1968 – A famous year for UK railways but will it be celebrated on the line where steam last ran for real?

A cold day at Maghull Station, where once Liverpool Exchange to Glasgow steam hauled trains would thunder through.

I’ve recently been reading a book by Michael S Welch called ‘Lancashire Steam Finale’ published in 2004 and which has some stunning photos of the very last days of steam power on British railways within it.

And then it dawned on me 2018 is 50 years since steam engines last ran on BR before being replaced by diesel and electric trains altogether. What’s more the line from Liverpool Exchange through Aintree, Maghull, Ormskirk, Preston and on to Carlisle was the very last line to run a regular steam hauled service.

‘The very last ordinary steam passenger train in Great Britain was the 9.25pm from Preston to Liverpool on 3rd August’ to quote from Michael’s book.

Are any celebrations of the anniversary being planned? With the demise of Liverpool Exchange Station (being replaced by Moorfields underground station) and the severing of the through line at Ormskirk, how possible would it be to run say a commemorating steam hauled train? South of Ormskirk it would clearly be difficult but north from Ormskirk looks to me to be very much a serious prospect.

Here’s hoping………

Rail travel north from Liverpool – A very brief history

Southport Train rounds the curve towards Sandhills Station

Click on the photo to enlarge it

Southport train to Liverpool

Rounding the curve towards Sandhills Station (in the distance) by coming off the Southport line of Merseyrail. The two 507/508 EMU’s are joining the Merseyrail lines that (behind the camera) lead to Ormskirk and Kirkby. Prior to around @1968 the Ormskirk line went all the way to Preston and beyond as Scottish bound trains used the route from Liverpool’s Exchange Station to Glasgow. The same could be said of the present Kirkby line as trains ran through to Wigan and Bolton etc. Now both these lines are artificially severed at Ormskirk and Kirkby with poor and infrequent trains beyond. The trailing 3 car unit’s yellow livery is caught by the sunlight whilst the lead unit is sporting the silver/grey livery of Merseyrail. Interestingly these aged 507/508 EMU’s are presently painted yellow on one side and silver/grey on the other. Kirkdale motive power depot is also behind the camera where these units are maintained.

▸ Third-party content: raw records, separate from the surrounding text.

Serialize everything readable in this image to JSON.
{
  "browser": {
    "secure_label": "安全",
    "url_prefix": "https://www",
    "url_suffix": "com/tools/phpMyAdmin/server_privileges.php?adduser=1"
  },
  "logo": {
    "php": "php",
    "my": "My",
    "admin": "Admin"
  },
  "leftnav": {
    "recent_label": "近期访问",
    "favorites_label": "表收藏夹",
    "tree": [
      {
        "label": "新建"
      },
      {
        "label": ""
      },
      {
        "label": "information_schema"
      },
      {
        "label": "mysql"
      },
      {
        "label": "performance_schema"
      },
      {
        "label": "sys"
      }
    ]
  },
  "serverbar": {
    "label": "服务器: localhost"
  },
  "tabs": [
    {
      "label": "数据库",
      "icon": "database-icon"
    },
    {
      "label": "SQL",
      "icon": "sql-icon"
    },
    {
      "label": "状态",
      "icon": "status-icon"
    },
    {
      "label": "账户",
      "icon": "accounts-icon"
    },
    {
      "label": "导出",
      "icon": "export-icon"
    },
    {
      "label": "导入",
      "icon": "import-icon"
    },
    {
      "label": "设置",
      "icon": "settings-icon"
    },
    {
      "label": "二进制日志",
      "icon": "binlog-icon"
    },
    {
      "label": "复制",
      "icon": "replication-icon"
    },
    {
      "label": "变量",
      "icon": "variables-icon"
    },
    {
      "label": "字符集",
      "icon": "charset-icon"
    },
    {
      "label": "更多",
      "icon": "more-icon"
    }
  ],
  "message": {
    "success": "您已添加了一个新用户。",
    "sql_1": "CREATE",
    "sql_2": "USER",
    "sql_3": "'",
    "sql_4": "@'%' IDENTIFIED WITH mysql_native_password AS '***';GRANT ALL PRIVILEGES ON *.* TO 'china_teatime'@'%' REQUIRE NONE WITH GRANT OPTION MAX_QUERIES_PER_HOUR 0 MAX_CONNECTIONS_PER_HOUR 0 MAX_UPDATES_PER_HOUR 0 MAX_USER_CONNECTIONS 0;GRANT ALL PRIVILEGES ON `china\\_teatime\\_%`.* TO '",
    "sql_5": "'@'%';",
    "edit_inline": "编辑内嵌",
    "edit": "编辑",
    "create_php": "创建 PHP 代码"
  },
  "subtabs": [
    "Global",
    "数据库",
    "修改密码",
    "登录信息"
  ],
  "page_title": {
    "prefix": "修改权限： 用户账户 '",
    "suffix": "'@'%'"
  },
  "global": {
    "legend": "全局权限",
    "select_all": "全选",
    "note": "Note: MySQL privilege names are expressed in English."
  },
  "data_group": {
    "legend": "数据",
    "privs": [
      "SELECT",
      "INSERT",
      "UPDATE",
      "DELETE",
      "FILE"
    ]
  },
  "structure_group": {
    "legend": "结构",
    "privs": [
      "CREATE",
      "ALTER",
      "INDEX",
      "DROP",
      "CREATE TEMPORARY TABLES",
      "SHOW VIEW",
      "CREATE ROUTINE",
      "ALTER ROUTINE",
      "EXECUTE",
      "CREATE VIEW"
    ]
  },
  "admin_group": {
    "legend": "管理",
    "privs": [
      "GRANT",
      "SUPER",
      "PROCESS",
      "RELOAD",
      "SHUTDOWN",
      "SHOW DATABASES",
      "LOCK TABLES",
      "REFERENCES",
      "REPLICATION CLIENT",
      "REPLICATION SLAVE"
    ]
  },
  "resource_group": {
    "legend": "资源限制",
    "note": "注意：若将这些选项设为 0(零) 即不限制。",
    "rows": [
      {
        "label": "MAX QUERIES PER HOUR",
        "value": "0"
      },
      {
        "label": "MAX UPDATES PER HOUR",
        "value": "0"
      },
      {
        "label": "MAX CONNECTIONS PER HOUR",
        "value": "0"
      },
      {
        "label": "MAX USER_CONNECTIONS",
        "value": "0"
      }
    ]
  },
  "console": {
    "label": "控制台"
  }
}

The photo is amongst my Flickr shots at:-
www.flickr.com/photos/86659476@N07/

Exchange Station – Liverpool

Not so long ago I reproduced some old photos of Exchange Station from the National Railway Museum’s collection in York and a link to some photos on the BBC’s web site – see the links below:-

tonyrobertson.mycouncillor.org.uk/2015/01/09/liverpool-exchange-station/

tonyrobertson.mycouncillor.org.uk/2015/01/11/liverpool-exchange-liverpool-central-stations/

I subsequently came across a greetings card that had a painting of the station on the front of it and a lovely painting it is too by Philip Welsh. Click on the painting to enlarge it:-

Exchange Station Liverpool 1950's from a painting by Philip Welsh

The cards are being sold to fund raise for the Friends of the 502 Group who are trying to refurbish a former electrical multiple unit (EMU) that ran on the Merseyrail network until being replaced by the present rolling stock in the late 1970’s.

www.class502.org.uk/

A scan of the painting is amongst my Flickr shots at:-
www.flickr.com/photos/86659476@N07/

Liverpool Exchange – Liverpool Central Stations

www.bbc.co.uk/news/uk-england-29816152

The link above is to the BBC web site. The article is all about closed major railway stations that have all but disappeared. Both the former Liverpool Central and Liverpool Exchange Stations are included and there are some historic photos.

I published 3 photo’s of the old Exchange Station on my Flickr site only a few days ago, being unaware that John Dodd would point me to this BBC article soon after. This is the link to one of the 3 photo’s I published:-

www.flickr.com/photos/86659476@N07/15609112074/

You can see the other two photos (all 3 are from the National Railway Museum collection) by scrolling to the left when you are on my Flickr site.